My lack of backing fabric sounds like a good reason for some internet shopping, especially since Hancocks of Paducah have sent me a new voucher to use.

The rescued block, now surrounded by a linen remnant from my stash.
The rescued block, now surrounded by a linen remnant from my stash (to the left).

The cottage is full of old furniture perfect for showing off quilts.


I bound the quilt with some binding I found in the sales bin at Spotlight, and undertook some slightly more adventurous quilting than I would usually attempt. This was because the quilt was small enough to turn repeatedly as I quilted.

I enjoyed the quilting process, and am starting to think the day of unpacking the free motion foot might be approaching. No need to rush, its only been 4 months since I bought it, so I might try matchstick quilting first.

Every scrap is precious….

Living at the bottom of the globe as I do, I pay a fairly high price for my quilt fabric ($28-32/m). It’s called the tyranny of distance. Every bolt of fabric travels a long journey across the planet to get to me, and I must pay for the long ocean cruises they enjoy. The cost means that every fabric scrap is precious. Forget Gollem’s ring, we kiwi quilters hoard fabric by the bolt, fat quarter and scrap.

Daughter #2 was recently sorting fabric at the Arts Recycling Centre when 5 bags of quilt fabric arrived. Since I have trained her well, she put some aside, and alerted me as soon as I entered the building. The fabric included some completed blocks (e.g. 12 inch star and thimbleberry blocks), as well as scraps of every colour.  This got me very excited, because the next day our Quilt Guild was producing quilts for our local hospice. I gathered up all the blocks, paid $5 for the armful, then tried not to break the speed limit racing to the shop of a local Guild committee member.

Unfortunately she broke out in laughter, informing me that the committee members had just cleaned out the back room, and all the blocks I had just paid for had been discarded and sent off for recycling.

Feeling a bit of a fool, I gave some blocks to a friend to make quilts for the local NICU, and took the rest home (along with the fabric scraps).

A discarded block, quilted but in need of binding.
A discarded block with a linen border added, quilted, but in need of binding.

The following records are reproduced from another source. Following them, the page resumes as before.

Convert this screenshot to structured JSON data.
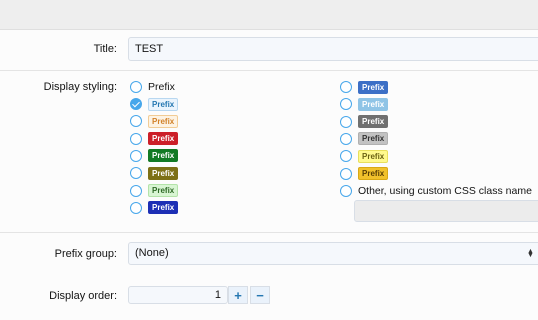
{
  "form": {
    "title_label": "Title:",
    "title_value": "TEST",
    "styling_label": "Display styling:",
    "prefix_group_label": "Prefix group:",
    "prefix_group_value": "(None)",
    "display_order_label": "Display order:",
    "display_order_value": "1"
  },
  "styling": {
    "plain_text": "Prefix",
    "custom_text": "Other, using custom CSS class name",
    "selected_index": 1,
    "left": [
      {
        "text": "Prefix",
        "bg": "#eaf4fd",
        "fg": "#2577b1",
        "border": "#b8d7f0"
      },
      {
        "text": "Prefix",
        "bg": "#fdf3e4",
        "fg": "#d2822a",
        "border": "#f2cc95"
      },
      {
        "text": "Prefix",
        "bg": "#cc1f28",
        "fg": "#ffffff",
        "border": "#cc1f28"
      },
      {
        "text": "Prefix",
        "bg": "#127a25",
        "fg": "#ffffff",
        "border": "#127a25"
      },
      {
        "text": "Prefix",
        "bg": "#7d7016",
        "fg": "#ffffff",
        "border": "#7d7016"
      },
      {
        "text": "Prefix",
        "bg": "#d8f5d3",
        "fg": "#2f6a27",
        "border": "#b3e3a9"
      },
      {
        "text": "Prefix",
        "bg": "#1d2fb5",
        "fg": "#ffffff",
        "border": "#1d2fb5"
      }
    ],
    "right": [
      {
        "text": "Prefix",
        "bg": "#3c6fc6",
        "fg": "#ffffff",
        "border": "#3c6fc6"
      },
      {
        "text": "Prefix",
        "bg": "#8fc4e6",
        "fg": "#ffffff",
        "border": "#8fc4e6"
      },
      {
        "text": "Prefix",
        "bg": "#707070",
        "fg": "#ffffff",
        "border": "#707070"
      },
      {
        "text": "Prefix",
        "bg": "#c2c2c2",
        "fg": "#333333",
        "border": "#b0b0b0"
      },
      {
        "text": "Prefix",
        "bg": "#fff98d",
        "fg": "#6b6212",
        "border": "#e8df5c"
      },
      {
        "text": "Prefix",
        "bg": "#f1c12b",
        "fg": "#5b4005",
        "border": "#d9a915"
      }
    ]
  },
  "stepper": {
    "plus": "+",
    "minus": "−"
  },
  "icons": {
    "select_arrows": "▲▼"
  }
}
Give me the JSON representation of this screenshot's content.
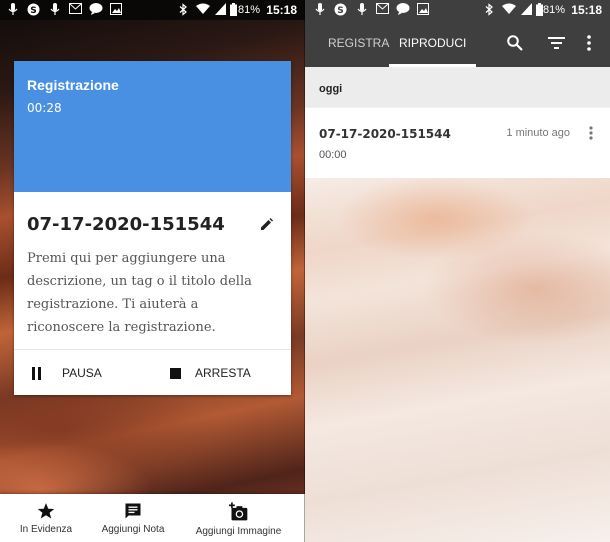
{
  "status_left": {
    "battery": "81%",
    "time": "15:18"
  },
  "status_right": {
    "battery": "81%",
    "time": "15:18"
  },
  "recording_card": {
    "header_title": "Registrazione",
    "elapsed": "00:28",
    "name": "07-17-2020-151544",
    "description": "Premi qui per aggiungere una descrizione, un tag o il titolo della registrazione. Ti aiuterà a riconoscere la registrazione.",
    "pause_label": "PAUSA",
    "stop_label": "ARRESTA"
  },
  "bottom_bar": {
    "items": [
      {
        "label": "In Evidenza",
        "icon": "star-icon"
      },
      {
        "label": "Aggiungi Nota",
        "icon": "note-icon"
      },
      {
        "label": "Aggiungi Immagine",
        "icon": "add-photo-icon"
      }
    ]
  },
  "right_app": {
    "tabs": [
      {
        "label": "REGISTRA",
        "active": false
      },
      {
        "label": "RIPRODUCI",
        "active": true
      }
    ],
    "section_header": "oggi",
    "recordings": [
      {
        "name": "07-17-2020-151544",
        "duration": "00:00",
        "ago": "1 minuto ago"
      }
    ]
  },
  "colors": {
    "card_header": "#4a90e2",
    "toolbar": "#3f3f3f"
  }
}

I have almost finished a lap quilt from one block, adding a linen border to a completed block. I did a bit of straight line and echo quilting, since I am still afraid of my free motion foot.

The remaining scraps are all washed and ironed, and I have started cutting them into squares.

Scraps, scraps, glorious scraps...
Scraps, scraps, glorious scraps…

Another trip to a thrift shop yielded 4 small unused boxes ($2 each), in which I plan to stack my squares once cut.

Using recycled scraps and supplies is certainly cheaper, but I must admit the time required to wash, iron and cut scraps does make me yearn for access to cheap pre-cuts.

Linking up to WIP Wednesday at Freshly Pieced and Lets Bee Social.

Zaden’s quilt

This was a hard quilt to design, not because of the lack of good quilt designs out there, but simply because of some complicating factors around the recipient and her specific needs.


I needed a quilt suitable for a child who would be entering respite care on occasion, and so the quilt would potentially have a very hard life.

I won’t go into the details of the recipients health, but in the end I settled on a heavy duty quilt with a denim back, and some cotton drill on the front. I used as little quilt weight fabric as possible, so it won’t suffer going through the wash. I used some Dr Suess name blocks to spell out her name, and used up scraps to form log cabin blocks.

I used her name on the front, since I wanted something for her, and for which there would never be any argument about to whom it belonged.

Lots of quilting to make sure it doesn't come apart in the wash.
Lots of quilting to make sure it doesn’t come apart in the wash.

I will put it in the post this morning, with chocolate and coffee for her stepmom. Maybe something for her siblings too…..more chocolate?